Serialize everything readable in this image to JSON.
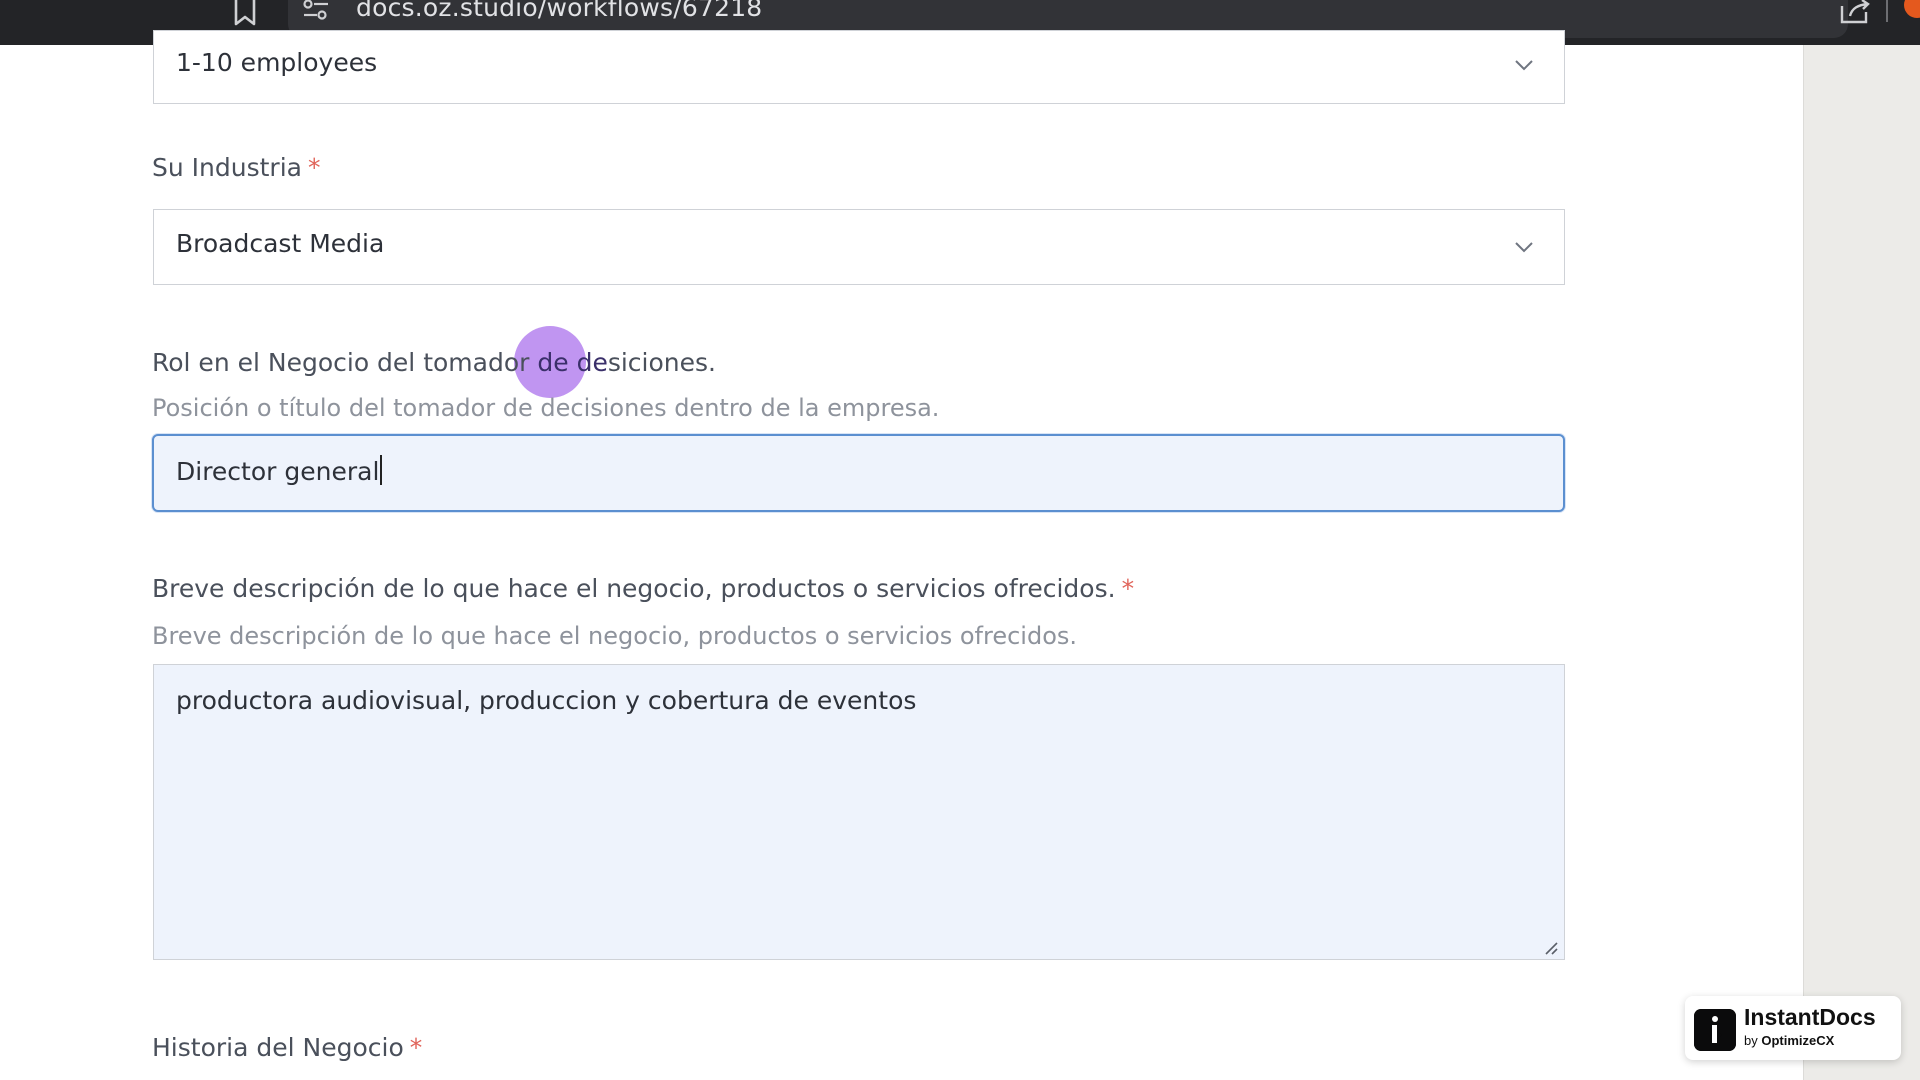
{
  "browser": {
    "url": "docs.oz.studio/workflows/67218"
  },
  "form": {
    "company_size": {
      "value": "1-10 employees"
    },
    "industry": {
      "label": "Su Industria",
      "required_mark": "*",
      "value": "Broadcast Media"
    },
    "role": {
      "label_start": "Rol en el Negocio del tomador ",
      "label_highlight": "de de",
      "label_end": "siciones.",
      "helper": "Posición o título del tomador de decisiones dentro de la empresa.",
      "value": "Director general"
    },
    "description": {
      "label": "Breve descripción de lo que hace el negocio, productos o servicios ofrecidos.",
      "required_mark": "*",
      "helper": "Breve descripción de lo que hace el negocio, productos o servicios ofrecidos.",
      "value": "productora audiovisual, produccion y cobertura de eventos"
    },
    "history": {
      "label": "Historia del Negocio",
      "required_mark": "*"
    }
  },
  "badge": {
    "title": "InstantDocs",
    "by": "by ",
    "brand": "OptimizeCX"
  },
  "colors": {
    "focus_border": "#5b8fd0",
    "field_fill": "#eef3fc",
    "required": "#e0645a",
    "cursor_highlight": "#a86cec"
  },
  "icons": [
    "bookmark-icon",
    "tune-icon",
    "share-icon",
    "chevron-down-icon",
    "resize-grip-icon",
    "instantdocs-logo-icon"
  ]
}
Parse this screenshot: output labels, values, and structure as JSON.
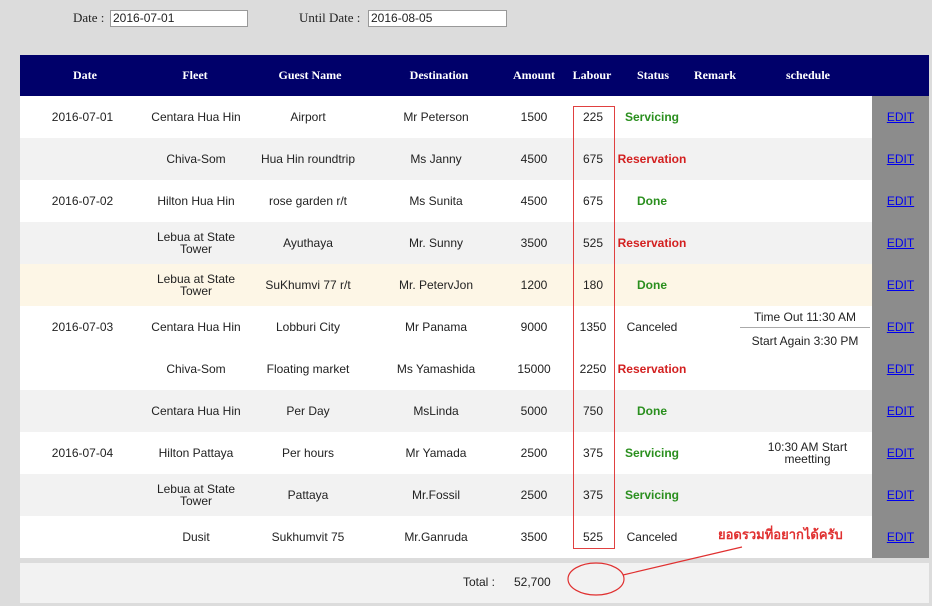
{
  "filters": {
    "date_label": "Date :",
    "date_value": "2016-07-01",
    "until_label": "Until Date :",
    "until_value": "2016-08-05"
  },
  "headers": [
    "Date",
    "Fleet",
    "Guest Name",
    "Destination",
    "Amount",
    "Labour",
    "Status",
    "Remark",
    "schedule"
  ],
  "rows": [
    {
      "date": "2016-07-01",
      "fleet": "Centara Hua Hin",
      "guest": "Airport",
      "dest": "Mr Peterson",
      "amount": "1500",
      "labour": "225",
      "status": "Servicing",
      "remark": "",
      "schedule": "",
      "edit": "EDIT"
    },
    {
      "date": "",
      "fleet": "Chiva-Som",
      "guest": "Hua Hin roundtrip",
      "dest": "Ms Janny",
      "amount": "4500",
      "labour": "675",
      "status": "Reservation",
      "remark": "",
      "schedule": "",
      "edit": "EDIT"
    },
    {
      "date": "2016-07-02",
      "fleet": "Hilton Hua Hin",
      "guest": "rose garden r/t",
      "dest": "Ms Sunita",
      "amount": "4500",
      "labour": "675",
      "status": "Done",
      "remark": "",
      "schedule": "",
      "edit": "EDIT"
    },
    {
      "date": "",
      "fleet": "Lebua at State Tower",
      "guest": "Ayuthaya",
      "dest": "Mr. Sunny",
      "amount": "3500",
      "labour": "525",
      "status": "Reservation",
      "remark": "",
      "schedule": "",
      "edit": "EDIT"
    },
    {
      "date": "",
      "fleet": "Lebua at State Tower",
      "guest": "SuKhumvi 77 r/t",
      "dest": "Mr. PetervJon",
      "amount": "1200",
      "labour": "180",
      "status": "Done",
      "remark": "",
      "schedule": "",
      "edit": "EDIT"
    },
    {
      "date": "2016-07-03",
      "fleet": "Centara Hua Hin",
      "guest": "Lobburi City",
      "dest": "Mr Panama",
      "amount": "9000",
      "labour": "1350",
      "status": "Canceled",
      "remark": "",
      "schedule": "Time Out 11:30 AM",
      "schedule2": "Start Again 3:30 PM",
      "edit": "EDIT"
    },
    {
      "date": "",
      "fleet": "Chiva-Som",
      "guest": "Floating market",
      "dest": "Ms Yamashida",
      "amount": "15000",
      "labour": "2250",
      "status": "Reservation",
      "remark": "",
      "schedule": "",
      "edit": "EDIT"
    },
    {
      "date": "",
      "fleet": "Centara Hua Hin",
      "guest": "Per Day",
      "dest": "MsLinda",
      "amount": "5000",
      "labour": "750",
      "status": "Done",
      "remark": "",
      "schedule": "",
      "edit": "EDIT"
    },
    {
      "date": "2016-07-04",
      "fleet": "Hilton Pattaya",
      "guest": "Per hours",
      "dest": "Mr Yamada",
      "amount": "2500",
      "labour": "375",
      "status": "Servicing",
      "remark": "",
      "schedule": "10:30 AM Start meetting",
      "edit": "EDIT"
    },
    {
      "date": "",
      "fleet": "Lebua at State Tower",
      "guest": "Pattaya",
      "dest": "Mr.Fossil",
      "amount": "2500",
      "labour": "375",
      "status": "Servicing",
      "remark": "",
      "schedule": "",
      "edit": "EDIT"
    },
    {
      "date": "",
      "fleet": "Dusit",
      "guest": "Sukhumvit 75",
      "dest": "Mr.Ganruda",
      "amount": "3500",
      "labour": "525",
      "status": "Canceled",
      "remark": "",
      "schedule": "",
      "edit": "EDIT"
    }
  ],
  "total": {
    "label": "Total :",
    "value": "52,700"
  },
  "annotation": {
    "text": "ยอดรวมที่อยากได้ครับ",
    "color": "#e03030"
  }
}
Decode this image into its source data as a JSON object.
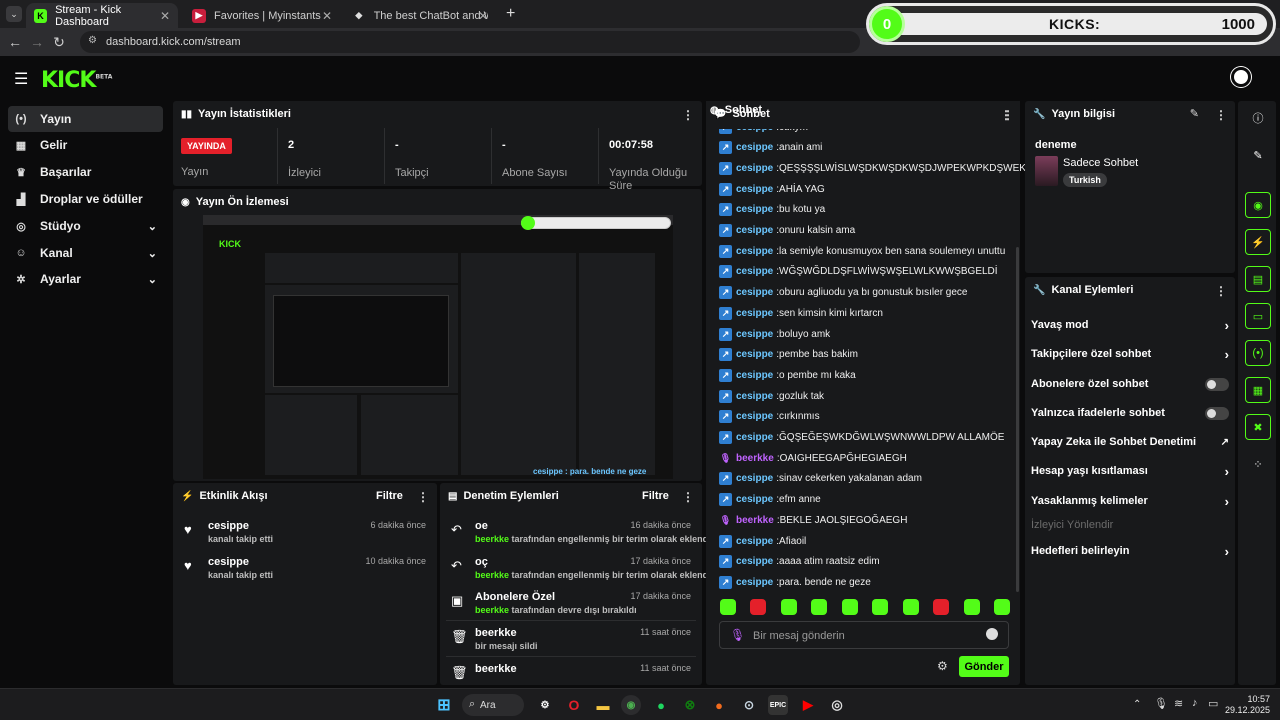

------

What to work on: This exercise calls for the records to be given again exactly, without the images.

Answer for this exercise:
Serialize everything readable in this image to JSON.
{
  "browser": {
    "url": "docs.oz.studio/workflows/67218"
  },
  "form": {
    "company_size": {
      "value": "1-10 employees"
    },
    "industry": {
      "label": "Su Industria",
      "required_mark": "*",
      "value": "Broadcast Media"
    },
    "role": {
      "label_start": "Rol en el Negocio del tomador ",
      "label_highlight": "de de",
      "label_end": "siciones.",
      "helper": "Posición o título del tomador de decisiones dentro de la empresa.",
      "value": "Director general"
    },
    "description": {
      "label": "Breve descripción de lo que hace el negocio, productos o servicios ofrecidos.",
      "required_mark": "*",
      "helper": "Breve descripción de lo que hace el negocio, productos o servicios ofrecidos.",
      "value": "productora audiovisual, produccion y cobertura de eventos"
    },
    "history": {
      "label": "Historia del Negocio",
      "required_mark": "*"
    }
  },
  "badge": {
    "title": "InstantDocs",
    "by": "by ",
    "brand": "OptimizeCX"
  },
  "colors": {
    "focus_border": "#5b8fd0",
    "field_fill": "#eef3fc",
    "required": "#e0645a",
    "cursor_highlight": "#a86cec"
  },
  "icons": [
    "bookmark-icon",
    "tune-icon",
    "share-icon",
    "chevron-down-icon",
    "resize-grip-icon",
    "instantdocs-logo-icon"
  ]
}
Parse this screenshot: output labels, values, and structure as JSON.
{
  "filters": {
    "date_label": "Date :",
    "date_value": "2016-07-01",
    "until_label": "Until Date :",
    "until_value": "2016-08-05"
  },
  "headers": [
    "Date",
    "Fleet",
    "Guest Name",
    "Destination",
    "Amount",
    "Labour",
    "Status",
    "Remark",
    "schedule"
  ],
  "rows": [
    {
      "date": "2016-07-01",
      "fleet": "Centara Hua Hin",
      "guest": "Airport",
      "dest": "Mr Peterson",
      "amount": "1500",
      "labour": "225",
      "status": "Servicing",
      "remark": "",
      "schedule": "",
      "edit": "EDIT"
    },
    {
      "date": "",
      "fleet": "Chiva-Som",
      "guest": "Hua Hin roundtrip",
      "dest": "Ms Janny",
      "amount": "4500",
      "labour": "675",
      "status": "Reservation",
      "remark": "",
      "schedule": "",
      "edit": "EDIT"
    },
    {
      "date": "2016-07-02",
      "fleet": "Hilton Hua Hin",
      "guest": "rose garden r/t",
      "dest": "Ms Sunita",
      "amount": "4500",
      "labour": "675",
      "status": "Done",
      "remark": "",
      "schedule": "",
      "edit": "EDIT"
    },
    {
      "date": "",
      "fleet": "Lebua at State Tower",
      "guest": "Ayuthaya",
      "dest": "Mr. Sunny",
      "amount": "3500",
      "labour": "525",
      "status": "Reservation",
      "remark": "",
      "schedule": "",
      "edit": "EDIT"
    },
    {
      "date": "",
      "fleet": "Lebua at State Tower",
      "guest": "SuKhumvi 77 r/t",
      "dest": "Mr. PetervJon",
      "amount": "1200",
      "labour": "180",
      "status": "Done",
      "remark": "",
      "schedule": "",
      "edit": "EDIT"
    },
    {
      "date": "2016-07-03",
      "fleet": "Centara Hua Hin",
      "guest": "Lobburi City",
      "dest": "Mr Panama",
      "amount": "9000",
      "labour": "1350",
      "status": "Canceled",
      "remark": "",
      "schedule": "Time Out 11:30 AM",
      "schedule2": "Start Again 3:30 PM",
      "edit": "EDIT"
    },
    {
      "date": "",
      "fleet": "Chiva-Som",
      "guest": "Floating market",
      "dest": "Ms Yamashida",
      "amount": "15000",
      "labour": "2250",
      "status": "Reservation",
      "remark": "",
      "schedule": "",
      "edit": "EDIT"
    },
    {
      "date": "",
      "fleet": "Centara Hua Hin",
      "guest": "Per Day",
      "dest": "MsLinda",
      "amount": "5000",
      "labour": "750",
      "status": "Done",
      "remark": "",
      "schedule": "",
      "edit": "EDIT"
    },
    {
      "date": "2016-07-04",
      "fleet": "Hilton Pattaya",
      "guest": "Per hours",
      "dest": "Mr Yamada",
      "amount": "2500",
      "labour": "375",
      "status": "Servicing",
      "remark": "",
      "schedule": "10:30 AM Start meetting",
      "edit": "EDIT"
    },
    {
      "date": "",
      "fleet": "Lebua at State Tower",
      "guest": "Pattaya",
      "dest": "Mr.Fossil",
      "amount": "2500",
      "labour": "375",
      "status": "Servicing",
      "remark": "",
      "schedule": "",
      "edit": "EDIT"
    },
    {
      "date": "",
      "fleet": "Dusit",
      "guest": "Sukhumvit 75",
      "dest": "Mr.Ganruda",
      "amount": "3500",
      "labour": "525",
      "status": "Canceled",
      "remark": "",
      "schedule": "",
      "edit": "EDIT"
    }
  ],
  "total": {
    "label": "Total :",
    "value": "52,700"
  },
  "annotation": {
    "text": "ยอดรวมที่อยากได้ครับ",
    "color": "#e03030"
  }
}
Decode this image into its source data as a JSON object.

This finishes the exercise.